Your answer must be an exact copy of the records below.

**** DATA FOR THIS TASK ****

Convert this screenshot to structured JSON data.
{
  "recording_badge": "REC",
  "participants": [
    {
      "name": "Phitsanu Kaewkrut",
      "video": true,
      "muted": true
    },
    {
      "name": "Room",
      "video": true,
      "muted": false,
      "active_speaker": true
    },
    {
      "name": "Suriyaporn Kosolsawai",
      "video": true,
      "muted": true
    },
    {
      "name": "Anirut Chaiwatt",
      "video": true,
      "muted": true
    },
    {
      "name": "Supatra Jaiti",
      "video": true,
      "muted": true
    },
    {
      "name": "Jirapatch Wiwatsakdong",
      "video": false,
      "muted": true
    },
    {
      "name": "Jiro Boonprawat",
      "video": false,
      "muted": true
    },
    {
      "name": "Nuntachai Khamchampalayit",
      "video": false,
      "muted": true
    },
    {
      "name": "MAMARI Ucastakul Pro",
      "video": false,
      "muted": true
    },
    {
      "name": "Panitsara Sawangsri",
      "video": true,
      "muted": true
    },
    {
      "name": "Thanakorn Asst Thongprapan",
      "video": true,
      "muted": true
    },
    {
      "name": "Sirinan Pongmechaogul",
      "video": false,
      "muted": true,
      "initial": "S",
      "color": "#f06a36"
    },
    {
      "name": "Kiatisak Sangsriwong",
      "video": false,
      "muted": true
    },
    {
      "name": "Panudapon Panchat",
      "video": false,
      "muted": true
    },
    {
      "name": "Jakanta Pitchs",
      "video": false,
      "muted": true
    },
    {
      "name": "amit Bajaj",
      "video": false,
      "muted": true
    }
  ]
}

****

> _OUTPUT OF THE TASK_:
Convert this screenshot to structured JSON data.
{
  "recording_badge": "REC",
  "participants": [
    {
      "name": "Phitsanu Kaewkrut",
      "video": true,
      "muted": true
    },
    {
      "name": "Room",
      "video": true,
      "muted": false,
      "active_speaker": true
    },
    {
      "name": "Suriyaporn Kosolsawai",
      "video": true,
      "muted": true
    },
    {
      "name": "Anirut Chaiwatt",
      "video": true,
      "muted": true
    },
    {
      "name": "Supatra Jaiti",
      "video": true,
      "muted": true
    },
    {
      "name": "Jirapatch Wiwatsakdong",
      "video": false,
      "muted": true
    },
    {
      "name": "Jiro Boonprawat",
      "video": false,
      "muted": true
    },
    {
      "name": "Nuntachai Khamchampalayit",
      "video": false,
      "muted": true
    },
    {
      "name": "MAMARI Ucastakul Pro",
      "video": false,
      "muted": true
    },
    {
      "name": "Panitsara Sawangsri",
      "video": true,
      "muted": true
    },
    {
      "name": "Thanakorn Asst Thongprapan",
      "video": true,
      "muted": true
    },
    {
      "name": "Sirinan Pongmechaogul",
      "video": false,
      "muted": true,
      "initial": "S",
      "color": "#f06a36"
    },
    {
      "name": "Kiatisak Sangsriwong",
      "video": false,
      "muted": true
    },
    {
      "name": "Panudapon Panchat",
      "video": false,
      "muted": true
    },
    {
      "name": "Jakanta Pitchs",
      "video": false,
      "muted": true
    },
    {
      "name": "amit Bajaj",
      "video": false,
      "muted": true
    }
  ]
}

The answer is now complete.